  • 1998
    Sure Start for All, guidance developed with the Sure Start Unit, increased the participation of black and minority ethnic families in rounds two and three of the Sure Start programme to over 90 per cent of projects. Before the project less than 10 per cent of Sure Start trailblazers identified services to black and minority ethnic families in their plans.
  • 1997
    Consultation on race and disability established the priorities of a three-year Joseph Rowntree Foundation programme with a total budget of £450,000, at the time the largest programme of its kind. The Race and Disability Programme led to 22 research and development projects, including work with young people on advocacy amongst others.
  • 1996
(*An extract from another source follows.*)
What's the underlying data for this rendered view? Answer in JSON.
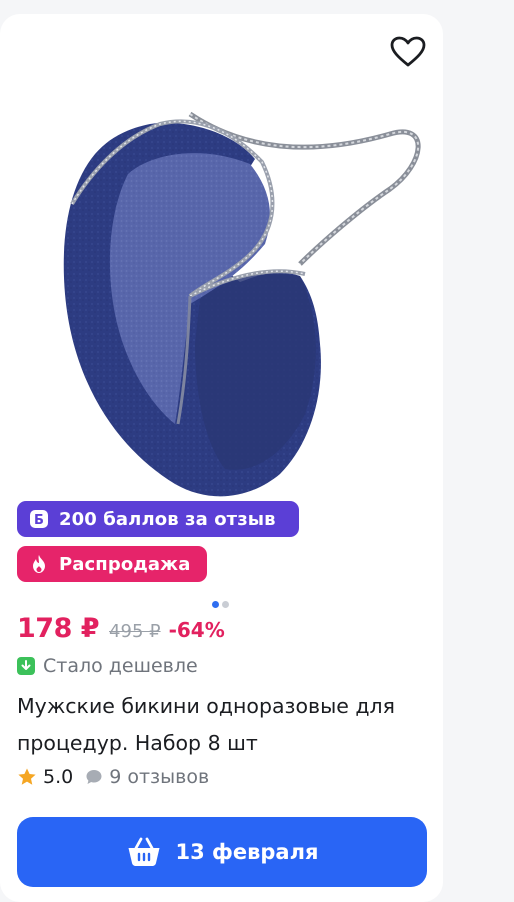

    Awarded one of the first National Lottery infrastructure grants. This was also the largest grant to a black and minority ethnic-led voluntary and community organisation at the time. The grant allowed us to improve practice in organisations working with black and minority ethnic children and families, based on our study of their support needs.  Department of Health ask HMSO to publish our review of evidence on black and minority ethnic communities experience of social care. Review used by a number of Social Services Inspectorate inspections, included the major inspections of services for older people (They look after their own, 1997) and services for children and families (Excellence and not excuses, 2000).
  • 1995
    Secured a grant in the first announcements of grants from the National Lottery Charities Board to look at the use of family centres by black and minority ethnic families. The resulting report (Family centred, 1998) was used by local authorities such as Nottingham City Council to ensure that their family centres improved services to black and minority ethnic families as well as maintaining their focus on prevention.
  • 1994
    Collaborative study of NSPCC’s 86 Child Protection Teams led to the employment of a Development Worker, an increase in the number of black and minority ethnic staff, the setting-up of the Grove House Family Centre and the Asian Language Helpline.
  • 1993
    Devised an interactive model to help Social Services Inspectorate’s Inspectors review how their inspection standards were accounting for evidence on discrimination and disadvantage as well as how they were collating evidence in their inspections. This model was used with four subsequent inspections, eventually led to a standard specifically addressing equality.
  • 1992
    At least 40 social services departments report take-up of our ideas on effective ways to implement ethnic record keeping and monitoring as a result of our joint study with NISW’s Research Unit.
  • 1990
    All Equal Under the Act, our guide to ensuring race equality was addressed in the implementation of the 1989 Children Act, received positive reviews and sold 8000 copies in the first two years after publication.